President Obama announced Monday that the United States would send an additional 250 Special Operations forces to Syria, a small but significant escalation in America’s ongoing campaign in the region.
The extent of what U.S. Special Operations forces are doing in Syria and neighboring Iraq is unclear. While some units are acting chiefly as advisers to local forces such as the Iraqi army and Kurdish peshmerga, other teams — probably elements of Joint Special Operations Command — have conducted raids against the Islamic State, capturing and killing key leaders of the extremist group. Pentagon officials have been loath to comment on their deployments, citing operational security concerns.
Recent footage posted online over the weekend from news site France24, though, provides some insight.
The video, shot in February as the Syrian Democratic Forces battled for the eastern Syrian town of Shadadi, shows a small contingent of U.S. forces acting as an observation element for what appears to be U.S. airstrikes carried out by A-10 ground attack aircraft.
Shadadi, a border town that served as a conduit for Islamic State forces bound for Iraq, was seized relatively quickly by the Syrian Democratic Forces and Syrian Kurds. The Pentagon trumpeted the battle’s outcome, hailing the operation’s success and speed as a model for its campaign in Syria. The Syrian Democratic Forces — a coalition of Syrian opposition groups — and Syrian Kurds took most of Shadadi in less than a week, supported by U.S. airstrikes and Special Operations forces on the ground.
The team in the video is likely a mixture of troops from various Special Operations units, which could include Air Force Tactical Air Command and Air Control Party Specialists, Army Green Berets, and members of the Army’s Delta Force.
While little takes place in the short video, much of the U.S. troops’ mission can be discerned from the type of equipment they are carrying. Aside from their weapons, including Remington’s Modular Sniper Rifle, an M-32 semiautomatic grenade launcher and what appears to be a hatchet, the Special Operations troops’ real firepower comes from a suite of inconspicuous devices that allow them to call in airstrikes.

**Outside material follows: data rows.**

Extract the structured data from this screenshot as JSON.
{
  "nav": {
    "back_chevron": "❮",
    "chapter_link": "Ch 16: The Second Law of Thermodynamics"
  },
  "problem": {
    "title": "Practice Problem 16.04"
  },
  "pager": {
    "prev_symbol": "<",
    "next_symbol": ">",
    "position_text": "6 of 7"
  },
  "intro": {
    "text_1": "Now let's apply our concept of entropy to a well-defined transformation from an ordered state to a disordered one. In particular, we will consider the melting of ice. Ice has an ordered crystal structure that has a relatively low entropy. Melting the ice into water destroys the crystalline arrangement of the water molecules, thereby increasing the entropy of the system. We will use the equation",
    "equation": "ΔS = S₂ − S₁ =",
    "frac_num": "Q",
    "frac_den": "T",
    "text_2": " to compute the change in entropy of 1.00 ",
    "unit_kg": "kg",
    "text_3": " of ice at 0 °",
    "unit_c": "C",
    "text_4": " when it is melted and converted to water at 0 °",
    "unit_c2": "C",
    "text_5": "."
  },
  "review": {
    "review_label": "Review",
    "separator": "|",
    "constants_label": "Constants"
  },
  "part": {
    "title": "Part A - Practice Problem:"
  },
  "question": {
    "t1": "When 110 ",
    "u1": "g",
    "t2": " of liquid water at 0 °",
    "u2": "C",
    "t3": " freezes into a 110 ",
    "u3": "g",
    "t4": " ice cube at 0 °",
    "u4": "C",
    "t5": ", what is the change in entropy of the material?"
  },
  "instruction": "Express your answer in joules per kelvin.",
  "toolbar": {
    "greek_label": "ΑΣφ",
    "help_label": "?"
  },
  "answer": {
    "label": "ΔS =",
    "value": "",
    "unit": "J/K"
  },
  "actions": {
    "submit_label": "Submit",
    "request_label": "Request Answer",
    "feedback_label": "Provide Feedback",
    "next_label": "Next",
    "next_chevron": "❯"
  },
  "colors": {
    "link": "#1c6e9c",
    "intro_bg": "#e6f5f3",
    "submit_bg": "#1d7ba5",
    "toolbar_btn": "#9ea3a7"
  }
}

In the footage and above images, the troops are clearly behind the lines, as they are operating from recently constructed berms. One soldier is likely operating a Leupold Mk.4 spotting scope on a tripod, while the soldier in front of him is pointing an LA-16U handheld laser marker. The spotting scope contains crosshairs that would give the observer the ability to watch and correct airstrikes by using markers in the crosshairs. The handheld laser marker, meanwhile, fires a laser that contains a four digit code, known as a pulse repetition frequency. The same code is also set on the supporting aircraft’s laser guided munitions, allowing the bomb to “see” the laser on the ground and guide itself into the target. Handheld laser markers are relatively new and are often not as accurate at longer ranges when compared with the larger laser-designating devices used by more conventional units.
Another piece of equipment is highlighted in the image above. The device, only slightly bigger than an iPhone, serves as a crucial node that allows U.S. forces to be effective observers for airstrikes without actually being in combat. The Remote Operations Video Enhanced Receiver (ROVER), which has been used since the mid-2000s, allows for overhead aircraft to transmit a video feed from their sensors to troops on the ground. The ROVER allows that feed to be funneled securely to another device, such as a computer or tablet. Older versions of the ROVER had a slight delay between the aircraft and the ground, forcing air controllers to use additional means to ensure they had real-time information before they were allowed to strike targets seen through the ROVER. The newer iteration, called the Tactical ROVER-p and seen in this image, is billed as providing real-time imagery.